Probably because of the annual cycle of actually being in Manhattan, I’ve half-consciously taken to reading books that are set there. The three offerings that I’m recommending today are not the most obvious literary New York-fetiches, history knows more famous takes on the City, but they are all confinement-appropriate: light, if not a bit dreamy, excellent writing (as in not Devil Wears Prada and such nonsense) and, well, just very nice New York-y books.
Cathleen Schine has been writing for The New Yorker and the New York Review of Books, Vogue and many other publications for years and has published many bestselling novels as well, The Grammarians being the latest. It follows English language-obsessed identical twins grow up in Manhattan, and it is brilliant. Much recommended. Another Schine recommendation is The New Yorkers, a novel as much about dogs as it is about their owners.
Schine has been dubbed the modern-day Jewish Jane Austen, as well as Nora Ephron. Having seen these comparisons, I may have detected some similarities in the lightness of expression and in the structures of the sentences. Not that it really matters, though – she’s a brilliant writers whose dialogues are never naff.
Vivian Gornick is born and bred in New York, she’s originally from Bronx, and started her writing career at the Village Voice in the 60s. Her article The Next Great Moment in History Is Theirs in 1969 was a catalyst for the formation of the New York Radical Feminists -group. Gornick, who is 84 years, teaches writing at the New School and has written countless essays, memoirs and novels. The Odd Woman and the City is a memoir and a sort of guide to New York: most people are in New York because they need evidence – in large quantities – of human expressiveness; and they need it not now and then, but every day. That is what they need. Those who go off to the manageable cities can do without; those who come to New York cannot.
If you wish to complement your literary at-home NYC-experiment, liberally spray yourself with Le Labo’s Santal 33. It is the unofficial Scent of the City, because everybody in New York wears it.
And when I say everybody, I mean everybody.
Very finally, my relationship with Paris is much longer than the one I have with New York.
Paris can take my punches, mainly because it has something New York does not: a sense of humour.
*Don’t waste your time thinking about whatever might be off with the locals. I found an extremely useful quote from 1868 by Fernand Giraudeau, which explains everything we need to understand about the French: “We are French, therefore we are born to oppose. We love opposition not for its results, but despite its results: we love it for its own sake. We like to launch the assault, not so as to enjoy the spoils of victory, but for the pleasure of charging up the ladder.”

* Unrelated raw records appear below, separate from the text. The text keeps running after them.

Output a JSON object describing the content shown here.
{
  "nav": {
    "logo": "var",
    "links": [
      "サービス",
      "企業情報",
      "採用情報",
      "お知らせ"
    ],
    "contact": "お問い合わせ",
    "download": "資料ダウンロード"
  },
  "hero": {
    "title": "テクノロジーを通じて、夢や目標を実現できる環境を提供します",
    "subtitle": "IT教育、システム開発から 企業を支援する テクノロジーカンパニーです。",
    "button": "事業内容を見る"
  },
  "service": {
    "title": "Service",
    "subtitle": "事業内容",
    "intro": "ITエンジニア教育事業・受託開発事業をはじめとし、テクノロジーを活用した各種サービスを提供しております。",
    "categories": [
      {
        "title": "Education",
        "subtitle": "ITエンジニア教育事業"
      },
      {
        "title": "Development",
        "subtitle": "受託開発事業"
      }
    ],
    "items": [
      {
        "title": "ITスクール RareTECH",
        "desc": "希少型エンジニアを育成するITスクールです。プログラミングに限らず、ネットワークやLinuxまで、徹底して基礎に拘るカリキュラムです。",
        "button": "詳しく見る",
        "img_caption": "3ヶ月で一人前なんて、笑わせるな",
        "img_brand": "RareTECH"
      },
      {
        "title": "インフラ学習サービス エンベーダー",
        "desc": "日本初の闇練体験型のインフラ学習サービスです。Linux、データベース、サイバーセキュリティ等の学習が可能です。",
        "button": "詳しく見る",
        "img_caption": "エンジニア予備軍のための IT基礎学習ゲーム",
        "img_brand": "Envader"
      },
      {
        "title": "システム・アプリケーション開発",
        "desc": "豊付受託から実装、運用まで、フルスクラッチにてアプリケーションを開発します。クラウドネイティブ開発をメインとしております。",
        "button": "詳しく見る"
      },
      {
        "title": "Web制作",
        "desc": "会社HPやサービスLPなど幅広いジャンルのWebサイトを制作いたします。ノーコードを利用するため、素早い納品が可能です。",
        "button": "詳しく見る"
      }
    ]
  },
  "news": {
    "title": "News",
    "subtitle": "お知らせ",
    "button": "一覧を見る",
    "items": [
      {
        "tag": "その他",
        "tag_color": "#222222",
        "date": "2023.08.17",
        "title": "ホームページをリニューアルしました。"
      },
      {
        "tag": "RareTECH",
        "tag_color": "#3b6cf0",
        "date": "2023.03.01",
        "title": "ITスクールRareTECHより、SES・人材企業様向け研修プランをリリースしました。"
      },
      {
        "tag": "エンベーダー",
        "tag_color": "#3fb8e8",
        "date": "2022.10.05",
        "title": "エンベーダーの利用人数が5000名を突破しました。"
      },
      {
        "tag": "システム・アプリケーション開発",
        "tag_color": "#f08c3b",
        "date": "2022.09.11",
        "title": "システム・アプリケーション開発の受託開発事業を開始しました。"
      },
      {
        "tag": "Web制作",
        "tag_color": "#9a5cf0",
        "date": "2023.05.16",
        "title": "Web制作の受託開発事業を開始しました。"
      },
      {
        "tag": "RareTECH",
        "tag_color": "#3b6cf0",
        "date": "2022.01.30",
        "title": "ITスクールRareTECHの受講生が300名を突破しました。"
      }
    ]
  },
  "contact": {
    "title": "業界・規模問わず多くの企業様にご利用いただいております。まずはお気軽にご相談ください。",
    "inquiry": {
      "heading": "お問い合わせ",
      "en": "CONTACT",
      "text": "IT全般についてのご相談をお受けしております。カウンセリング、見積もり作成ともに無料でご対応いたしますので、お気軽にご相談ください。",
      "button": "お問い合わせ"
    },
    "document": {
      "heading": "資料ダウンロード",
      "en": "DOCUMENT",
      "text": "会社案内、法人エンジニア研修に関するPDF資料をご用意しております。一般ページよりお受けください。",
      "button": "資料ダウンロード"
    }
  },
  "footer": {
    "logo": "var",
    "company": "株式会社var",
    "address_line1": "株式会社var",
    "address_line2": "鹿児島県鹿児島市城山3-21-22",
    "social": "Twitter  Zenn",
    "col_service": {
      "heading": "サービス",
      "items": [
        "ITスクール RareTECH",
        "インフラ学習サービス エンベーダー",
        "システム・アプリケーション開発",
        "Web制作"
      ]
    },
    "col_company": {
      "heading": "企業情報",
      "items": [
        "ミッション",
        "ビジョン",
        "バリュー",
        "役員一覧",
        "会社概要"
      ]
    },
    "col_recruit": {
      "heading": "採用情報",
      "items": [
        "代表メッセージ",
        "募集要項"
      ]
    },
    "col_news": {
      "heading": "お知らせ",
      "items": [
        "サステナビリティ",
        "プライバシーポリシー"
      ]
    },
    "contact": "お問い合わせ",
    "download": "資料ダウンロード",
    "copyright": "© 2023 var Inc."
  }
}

(And maybe also this, by Charles Péguy, a 19th century French essayist and writer: C’est embêtant, dit Dieu. Quand il n’y aura plus ces Français. Il y a des choses que je fais, il n’y aura plus personne pour les comprendre.)
The graphic illustration on top is from Vahram Muratyan’s book Paris vs. New York.